Canada's latest find of mad cow disease in an 8-year-old cow will have little effect on USDA's recently announced rule unless Congress intervenes. Jacqui Fatka

Published on: Jan 3, 2005

Canadian officials confirmed late Sunday night another case of bovine spongiform encephalopathy. The confirmation came days after USDA announced a long-anticipated rule to reopen the border to live cattle.

The rule in essence characterizes Canada as a minimal-risk region for BSE. Canada, similar to the U.S., has taken precautionary measures to protect the human and animal food chain from spreading the disease. The first and most important was the ruminant to ruminant feed ban instituted in 1997. In addition both countries remove specified risk materials (SRM).

A statement from the USDA explains that the extensive risk assessment conducted as part of USDA's rulemaking process took into careful consideration the possibility that Canada could experience additional cases of BSE. Several consumer and farmer groups are calling for USDA to reevaluate the rule with Canada's new finding including R-CALF and the National Farmers Union.

"According to the World Organization for Animal Health (OIE) guidelines, a country may be considered a BSE minimal-risk country if it has less than 2 cases per million cattle over 24 months of age during each of the previous 4 consecutive years," the USDA statement says. "Considering Canada has roughly 5.5 million cattle over 24 months of age, under OIE guidelines, they could detect up to 11 cases of BSE in this population and still be considered a minimal-risk country, as long as their risk mitigation measures and other preventative measures were effective."

The Canadian Food Inspection Agency is currently undergoing an investigation of the 8-year-old Alberta dairy cow found to have BSE. The traceback and trace forward measures have already identified the farm of origin, which has nearly 200 cattle. The animal left the birth farm and resided on one other farm prior to being discovered on a third farm when showing clinical signs of the disease.

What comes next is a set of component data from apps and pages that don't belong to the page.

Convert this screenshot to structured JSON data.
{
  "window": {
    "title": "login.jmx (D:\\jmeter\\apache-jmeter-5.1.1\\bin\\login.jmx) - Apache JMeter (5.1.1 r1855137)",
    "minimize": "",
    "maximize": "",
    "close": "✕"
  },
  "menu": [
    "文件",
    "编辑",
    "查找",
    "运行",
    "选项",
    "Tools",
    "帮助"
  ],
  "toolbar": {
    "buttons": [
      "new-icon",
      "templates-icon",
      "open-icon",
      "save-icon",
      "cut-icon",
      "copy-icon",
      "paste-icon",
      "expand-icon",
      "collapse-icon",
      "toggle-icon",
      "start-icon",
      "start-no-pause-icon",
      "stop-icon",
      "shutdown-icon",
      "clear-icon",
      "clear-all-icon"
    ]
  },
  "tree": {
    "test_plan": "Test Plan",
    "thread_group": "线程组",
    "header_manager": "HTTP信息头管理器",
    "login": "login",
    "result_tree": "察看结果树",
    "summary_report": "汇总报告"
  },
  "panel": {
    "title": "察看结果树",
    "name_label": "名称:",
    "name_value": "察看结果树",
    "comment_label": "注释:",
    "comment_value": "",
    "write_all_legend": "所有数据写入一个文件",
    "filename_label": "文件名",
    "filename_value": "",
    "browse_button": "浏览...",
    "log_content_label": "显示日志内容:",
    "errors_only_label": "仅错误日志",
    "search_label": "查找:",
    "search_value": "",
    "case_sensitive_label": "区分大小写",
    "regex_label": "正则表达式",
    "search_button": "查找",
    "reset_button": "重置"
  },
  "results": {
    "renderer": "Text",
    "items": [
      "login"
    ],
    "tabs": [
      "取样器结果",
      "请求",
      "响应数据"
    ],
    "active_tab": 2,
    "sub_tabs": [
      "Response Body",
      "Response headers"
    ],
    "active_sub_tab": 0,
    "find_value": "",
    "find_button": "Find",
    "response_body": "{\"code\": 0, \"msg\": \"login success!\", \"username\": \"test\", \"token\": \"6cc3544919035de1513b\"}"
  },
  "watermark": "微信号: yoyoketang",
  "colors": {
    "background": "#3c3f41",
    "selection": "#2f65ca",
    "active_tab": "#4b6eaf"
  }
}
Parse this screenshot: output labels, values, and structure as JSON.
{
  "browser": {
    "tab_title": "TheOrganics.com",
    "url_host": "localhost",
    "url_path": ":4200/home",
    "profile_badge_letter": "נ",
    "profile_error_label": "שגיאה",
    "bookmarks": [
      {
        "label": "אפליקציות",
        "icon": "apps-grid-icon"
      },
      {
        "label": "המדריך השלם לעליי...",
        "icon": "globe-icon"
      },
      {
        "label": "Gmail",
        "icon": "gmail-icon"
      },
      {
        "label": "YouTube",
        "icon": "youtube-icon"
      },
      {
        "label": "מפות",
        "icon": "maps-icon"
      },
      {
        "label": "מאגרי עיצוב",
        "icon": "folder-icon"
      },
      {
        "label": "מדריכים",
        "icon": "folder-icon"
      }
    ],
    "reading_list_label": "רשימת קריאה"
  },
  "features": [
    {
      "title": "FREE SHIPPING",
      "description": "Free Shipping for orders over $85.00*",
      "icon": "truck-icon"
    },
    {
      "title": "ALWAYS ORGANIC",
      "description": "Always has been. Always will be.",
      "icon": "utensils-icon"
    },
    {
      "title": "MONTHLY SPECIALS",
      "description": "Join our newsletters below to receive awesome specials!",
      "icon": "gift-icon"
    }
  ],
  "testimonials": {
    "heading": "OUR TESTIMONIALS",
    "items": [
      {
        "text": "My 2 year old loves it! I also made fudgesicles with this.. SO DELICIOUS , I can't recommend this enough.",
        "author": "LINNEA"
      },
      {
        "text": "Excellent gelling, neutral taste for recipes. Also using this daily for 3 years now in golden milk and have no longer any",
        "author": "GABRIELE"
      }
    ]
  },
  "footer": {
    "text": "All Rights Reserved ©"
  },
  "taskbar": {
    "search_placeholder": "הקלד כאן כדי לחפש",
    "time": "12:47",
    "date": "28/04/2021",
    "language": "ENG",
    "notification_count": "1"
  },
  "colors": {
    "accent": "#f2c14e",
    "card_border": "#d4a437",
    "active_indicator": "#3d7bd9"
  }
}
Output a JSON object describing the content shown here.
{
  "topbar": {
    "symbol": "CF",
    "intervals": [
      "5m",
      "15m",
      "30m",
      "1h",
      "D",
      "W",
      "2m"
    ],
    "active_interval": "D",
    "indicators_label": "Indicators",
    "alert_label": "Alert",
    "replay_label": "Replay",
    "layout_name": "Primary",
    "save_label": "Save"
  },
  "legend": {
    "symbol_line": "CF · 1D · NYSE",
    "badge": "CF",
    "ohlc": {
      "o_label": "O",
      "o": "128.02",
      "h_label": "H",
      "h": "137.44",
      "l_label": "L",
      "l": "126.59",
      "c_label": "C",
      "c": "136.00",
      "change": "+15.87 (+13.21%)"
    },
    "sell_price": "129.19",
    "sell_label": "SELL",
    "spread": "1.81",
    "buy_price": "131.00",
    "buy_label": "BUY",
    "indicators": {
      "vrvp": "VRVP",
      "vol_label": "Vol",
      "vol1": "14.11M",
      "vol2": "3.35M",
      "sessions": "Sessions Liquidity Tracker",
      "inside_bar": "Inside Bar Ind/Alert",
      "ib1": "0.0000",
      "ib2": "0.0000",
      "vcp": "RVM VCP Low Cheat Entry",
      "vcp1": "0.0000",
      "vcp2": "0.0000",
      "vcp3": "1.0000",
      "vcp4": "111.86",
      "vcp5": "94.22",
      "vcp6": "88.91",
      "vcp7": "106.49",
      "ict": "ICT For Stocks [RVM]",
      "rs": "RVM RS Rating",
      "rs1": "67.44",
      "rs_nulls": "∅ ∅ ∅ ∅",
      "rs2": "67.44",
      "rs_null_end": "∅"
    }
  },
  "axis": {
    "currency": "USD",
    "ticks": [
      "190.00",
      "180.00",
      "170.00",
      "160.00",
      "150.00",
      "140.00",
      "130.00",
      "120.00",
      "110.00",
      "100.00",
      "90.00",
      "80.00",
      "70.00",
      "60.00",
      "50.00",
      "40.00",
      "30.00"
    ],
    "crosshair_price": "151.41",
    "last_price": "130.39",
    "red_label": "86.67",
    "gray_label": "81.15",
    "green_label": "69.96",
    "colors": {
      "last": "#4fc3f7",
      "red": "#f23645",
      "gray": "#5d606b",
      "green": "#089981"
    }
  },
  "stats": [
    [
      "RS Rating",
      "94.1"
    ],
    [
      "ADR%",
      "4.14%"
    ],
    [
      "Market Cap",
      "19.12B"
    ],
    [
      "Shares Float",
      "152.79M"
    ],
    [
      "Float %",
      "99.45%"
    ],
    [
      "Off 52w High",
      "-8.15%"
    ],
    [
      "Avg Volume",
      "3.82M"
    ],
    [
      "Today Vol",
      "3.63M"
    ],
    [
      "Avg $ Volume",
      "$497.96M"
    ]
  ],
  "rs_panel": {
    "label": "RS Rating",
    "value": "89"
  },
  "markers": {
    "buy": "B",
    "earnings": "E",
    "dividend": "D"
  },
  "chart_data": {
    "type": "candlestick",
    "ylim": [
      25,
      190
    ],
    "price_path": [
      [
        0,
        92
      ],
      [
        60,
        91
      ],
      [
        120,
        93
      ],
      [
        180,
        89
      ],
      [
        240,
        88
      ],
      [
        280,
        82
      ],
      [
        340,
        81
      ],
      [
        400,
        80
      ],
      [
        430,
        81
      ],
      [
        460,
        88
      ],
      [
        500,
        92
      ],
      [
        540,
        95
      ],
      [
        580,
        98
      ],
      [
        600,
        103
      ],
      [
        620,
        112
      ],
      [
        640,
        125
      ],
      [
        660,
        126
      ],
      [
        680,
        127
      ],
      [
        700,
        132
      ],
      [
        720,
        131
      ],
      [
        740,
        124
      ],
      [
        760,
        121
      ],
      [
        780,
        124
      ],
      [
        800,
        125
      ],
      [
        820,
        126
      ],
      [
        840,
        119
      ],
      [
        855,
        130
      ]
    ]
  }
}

To date, no animals have been slaughtered. Canadian officials expect fewer animals to be slaughtered in this investigation compared to the May 2003 case due to improved identification methods and records kept at the farm of origin. The agency is attempting to identify other potential birth cohorts from the farm of origin and two offspring of the cow.